*WHAT YOU WILL DO*. Copy out each line of the listing below where the string "Cheese" appears.

*STUDY MATERIAL*.
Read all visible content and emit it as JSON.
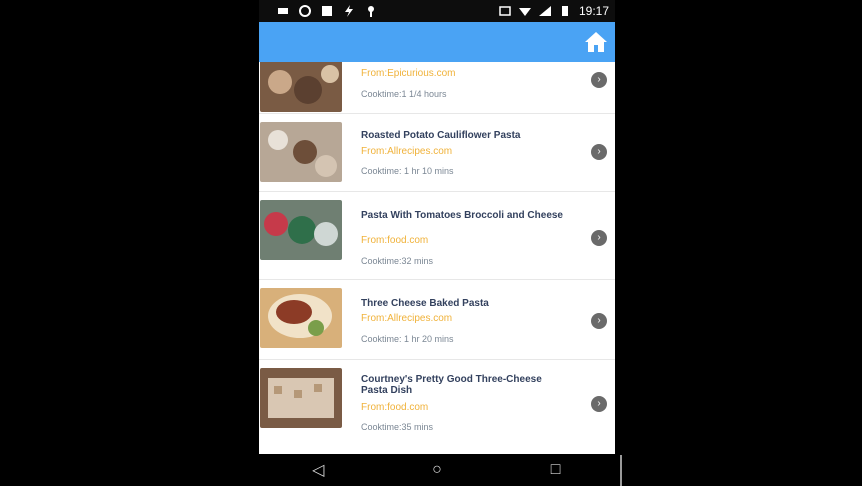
{
  "status_bar": {
    "time": "19:17",
    "left_icons": [
      "battery-icon",
      "circle-icon",
      "square-icon",
      "bolt-icon",
      "location-icon"
    ],
    "right_icons": [
      "sim-icon",
      "wifi-icon",
      "signal-icon",
      "battery-status-icon"
    ]
  },
  "app_bar": {
    "home_icon": "home-icon",
    "accent_color": "#4aa3f4"
  },
  "recipes": [
    {
      "title": "",
      "source": "From:Epicurious.com",
      "cooktime": "Cooktime:1 1/4 hours"
    },
    {
      "title": "Roasted Potato Cauliflower Pasta",
      "source": "From:Allrecipes.com",
      "cooktime": "Cooktime: 1 hr 10 mins"
    },
    {
      "title": "Pasta With Tomatoes Broccoli and Cheese",
      "source": "From:food.com",
      "cooktime": "Cooktime:32 mins"
    },
    {
      "title": "Three Cheese Baked Pasta",
      "source": "From:Allrecipes.com",
      "cooktime": "Cooktime: 1 hr 20 mins"
    },
    {
      "title": "Courtney's Pretty Good Three-Cheese Pasta Dish",
      "source": "From:food.com",
      "cooktime": "Cooktime:35 mins"
    }
  ],
  "nav": {
    "back_icon": "◁",
    "home_icon": "○",
    "recents_icon": "□"
  }
}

*RESPONSE FOR THIS EXERCISE*.
      "title": "Pasta With Tomatoes Broccoli and Cheese",
      "title": "Three Cheese Baked Pasta",
      "title": "Courtney's Pretty Good Three-Cheese Pasta Dish",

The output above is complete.